=== Exercise description ===
Every line below that holds the string "title" must be copied.

=== Dataset excerpts ===

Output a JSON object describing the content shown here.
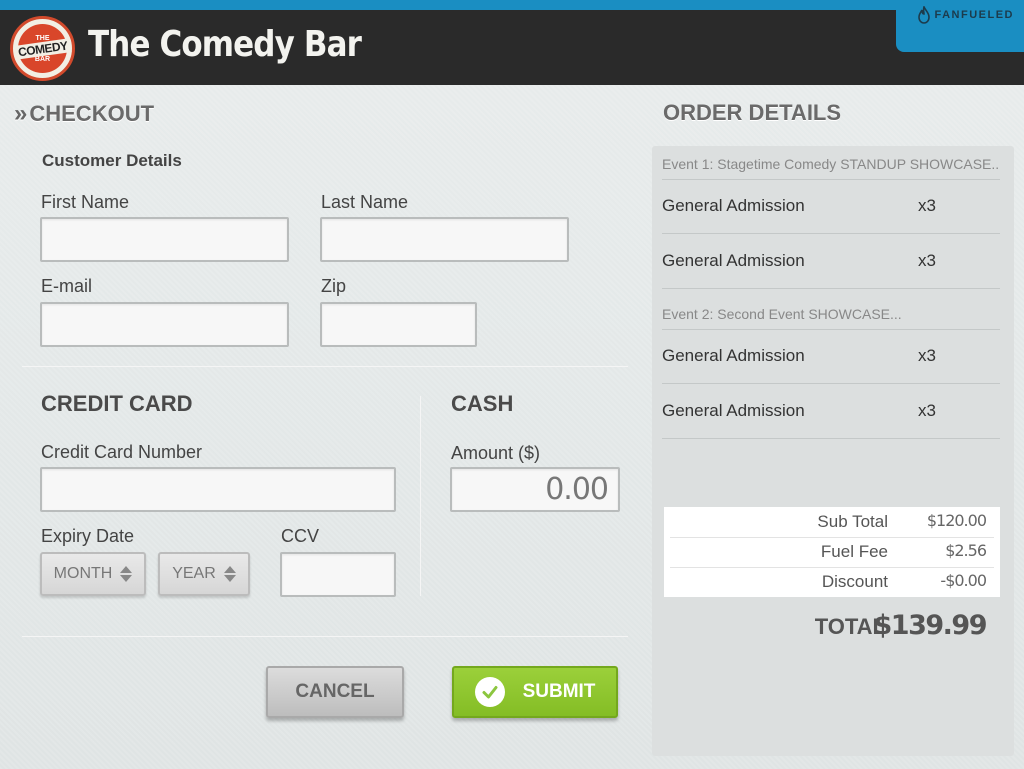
{
  "header": {
    "logo": {
      "top": "THE",
      "middle": "COMEDY",
      "bottom": "BAR"
    },
    "title": "The Comedy Bar",
    "brand": "FANFUELED"
  },
  "checkout": {
    "title": "CHECKOUT",
    "customer_section": "Customer Details",
    "first_name_label": "First Name",
    "first_name_value": "",
    "last_name_label": "Last Name",
    "last_name_value": "",
    "email_label": "E-mail",
    "email_value": "",
    "zip_label": "Zip",
    "zip_value": "",
    "credit_card": {
      "heading": "CREDIT CARD",
      "number_label": "Credit Card Number",
      "number_value": "",
      "expiry_label": "Expiry Date",
      "month_label": "MONTH",
      "year_label": "YEAR",
      "ccv_label": "CCV",
      "ccv_value": ""
    },
    "cash": {
      "heading": "CASH",
      "amount_label": "Amount ($)",
      "amount_placeholder": "0.00"
    },
    "cancel_label": "CANCEL",
    "submit_label": "SUBMIT"
  },
  "order": {
    "title": "ORDER DETAILS",
    "events": [
      {
        "title": "Event 1: Stagetime Comedy STANDUP SHOWCASE...",
        "items": [
          {
            "name": "General Admission",
            "qty": "x3"
          },
          {
            "name": "General Admission",
            "qty": "x3"
          }
        ]
      },
      {
        "title": "Event 2: Second Event SHOWCASE...",
        "items": [
          {
            "name": "General Admission",
            "qty": "x3"
          },
          {
            "name": "General Admission",
            "qty": "x3"
          }
        ]
      }
    ],
    "subtotal_label": "Sub Total",
    "subtotal_value": "$120.00",
    "fee_label": "Fuel Fee",
    "fee_value": "$2.56",
    "discount_label": "Discount",
    "discount_value": "-$0.00",
    "total_label": "TOTAL",
    "total_value": "$139.99"
  },
  "colors": {
    "header_bg": "#2a2a2a",
    "accent_blue": "#1a8ec2",
    "submit_green": "#8cc63f"
  }
}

=== Exercise output ===
    "title": "The Comedy Bar",
    "title": "CHECKOUT",
    "title": "ORDER DETAILS",
        "title": "Event 1: Stagetime Comedy STANDUP SHOWCASE...",
        "title": "Event 2: Second Event SHOWCASE...",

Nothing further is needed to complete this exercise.